Data section: Begin

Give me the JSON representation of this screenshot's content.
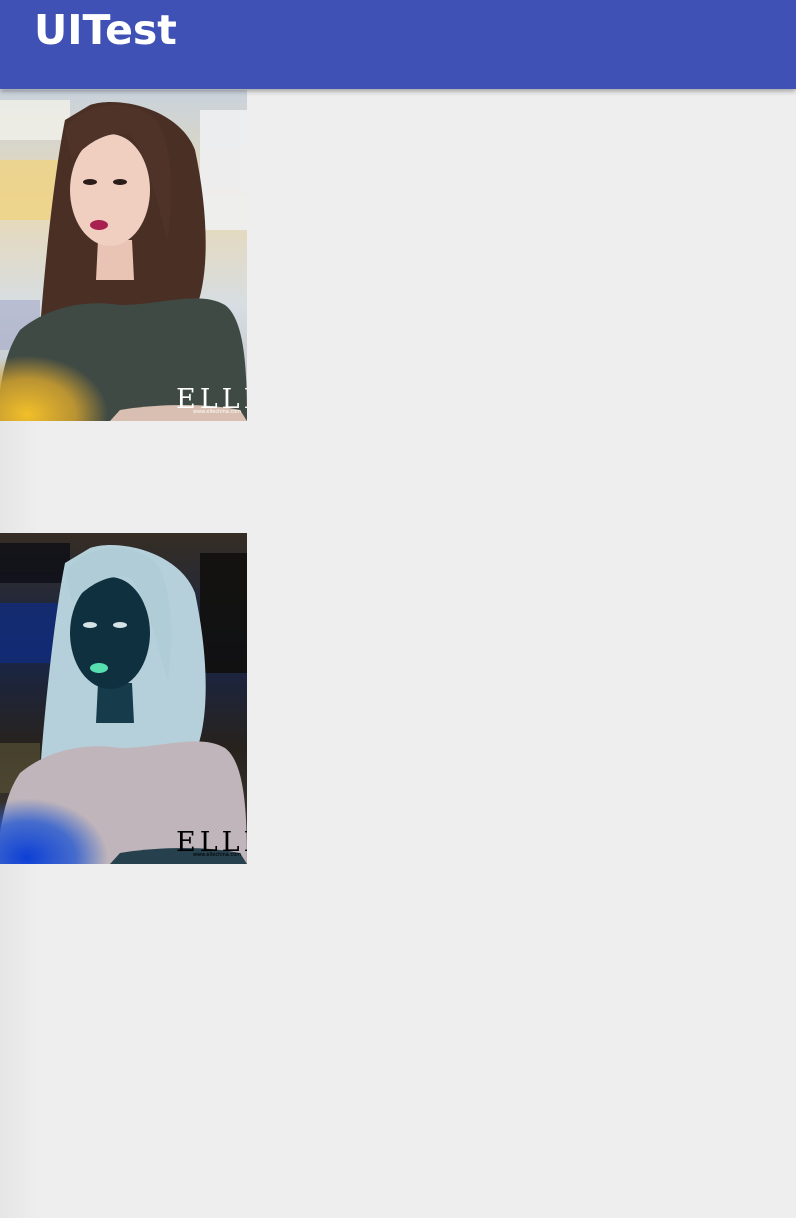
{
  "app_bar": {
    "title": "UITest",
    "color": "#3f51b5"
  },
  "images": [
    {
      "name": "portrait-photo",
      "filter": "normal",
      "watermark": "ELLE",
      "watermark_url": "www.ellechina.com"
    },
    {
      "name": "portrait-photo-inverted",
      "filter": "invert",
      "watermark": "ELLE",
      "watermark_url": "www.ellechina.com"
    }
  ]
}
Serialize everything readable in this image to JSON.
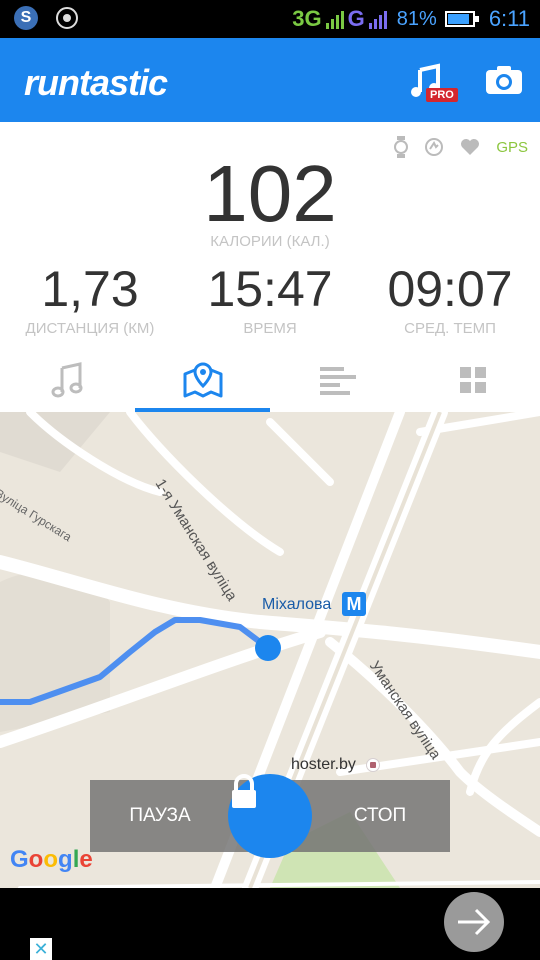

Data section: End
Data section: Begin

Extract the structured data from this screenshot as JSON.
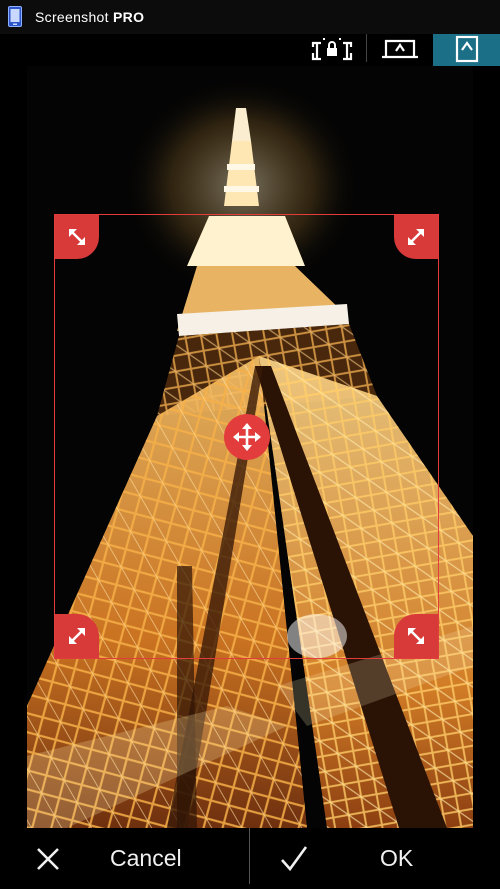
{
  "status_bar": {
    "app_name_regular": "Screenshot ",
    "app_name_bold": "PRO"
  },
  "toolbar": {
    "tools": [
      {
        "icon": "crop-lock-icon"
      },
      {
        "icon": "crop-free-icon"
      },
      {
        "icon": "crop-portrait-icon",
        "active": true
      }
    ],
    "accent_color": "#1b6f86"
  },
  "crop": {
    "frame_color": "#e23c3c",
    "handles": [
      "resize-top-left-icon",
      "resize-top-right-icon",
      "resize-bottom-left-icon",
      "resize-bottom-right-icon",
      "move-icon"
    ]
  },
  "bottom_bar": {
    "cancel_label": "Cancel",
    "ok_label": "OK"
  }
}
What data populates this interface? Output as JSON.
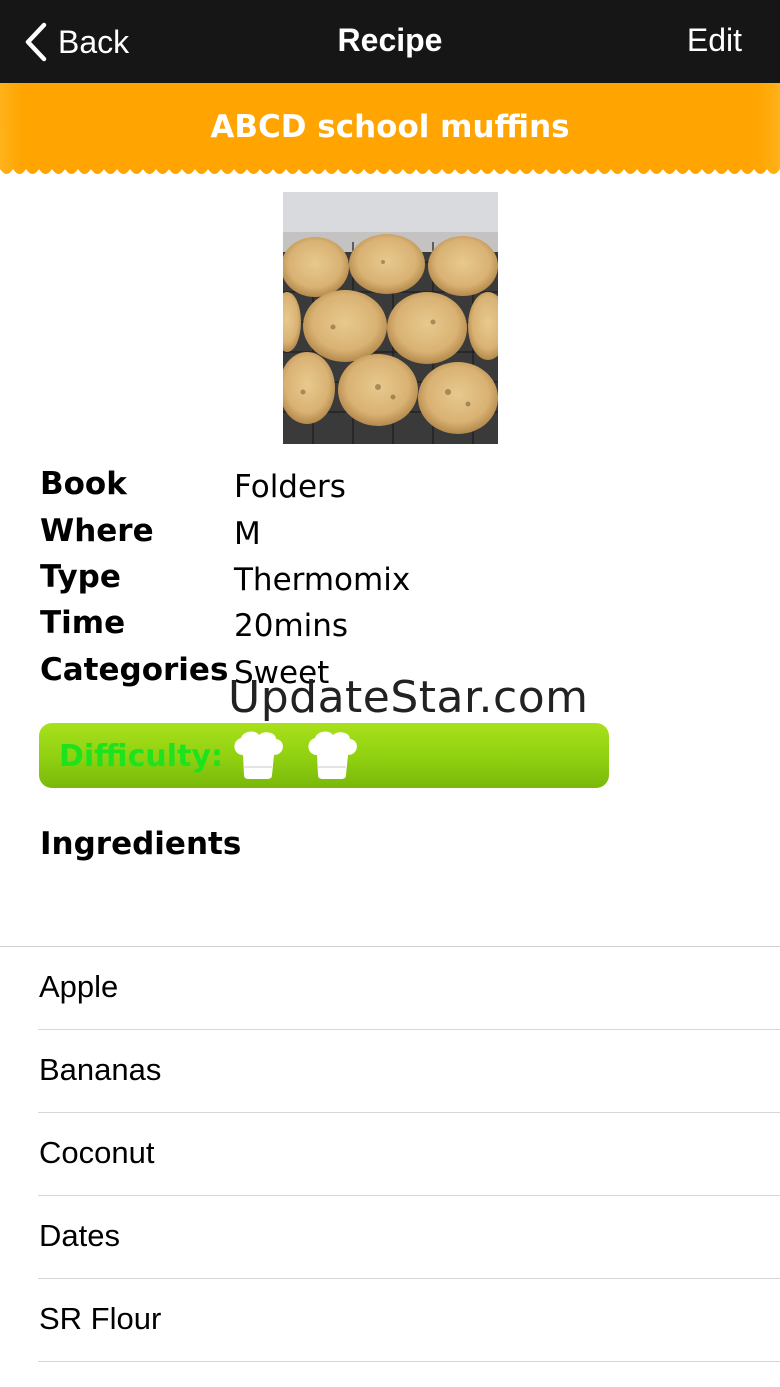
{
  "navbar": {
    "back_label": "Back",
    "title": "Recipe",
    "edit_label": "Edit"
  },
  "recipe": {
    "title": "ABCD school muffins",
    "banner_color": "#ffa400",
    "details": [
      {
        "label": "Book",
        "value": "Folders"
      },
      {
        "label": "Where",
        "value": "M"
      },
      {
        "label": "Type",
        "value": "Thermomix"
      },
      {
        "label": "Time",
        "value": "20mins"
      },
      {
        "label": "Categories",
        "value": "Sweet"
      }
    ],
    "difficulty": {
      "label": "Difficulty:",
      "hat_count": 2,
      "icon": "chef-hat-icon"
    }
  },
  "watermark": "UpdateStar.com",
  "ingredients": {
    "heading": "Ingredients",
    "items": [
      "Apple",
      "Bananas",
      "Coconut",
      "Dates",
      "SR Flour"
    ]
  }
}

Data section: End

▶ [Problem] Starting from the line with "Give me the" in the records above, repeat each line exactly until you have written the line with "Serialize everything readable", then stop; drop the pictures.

▶ [Output of the exercise]
Give me the JSON representation of this screenshot's content.
{
  "app_bar": {
    "title": "UITest",
    "color": "#3f51b5"
  },
  "images": [
    {
      "name": "portrait-photo",
      "filter": "normal",
      "watermark": "ELLE",
      "watermark_url": "www.ellechina.com"
    },
    {
      "name": "portrait-photo-inverted",
      "filter": "invert",
      "watermark": "ELLE",
      "watermark_url": "www.ellechina.com"
    }
  ]
}
Serialize everything readable in this image to JSON.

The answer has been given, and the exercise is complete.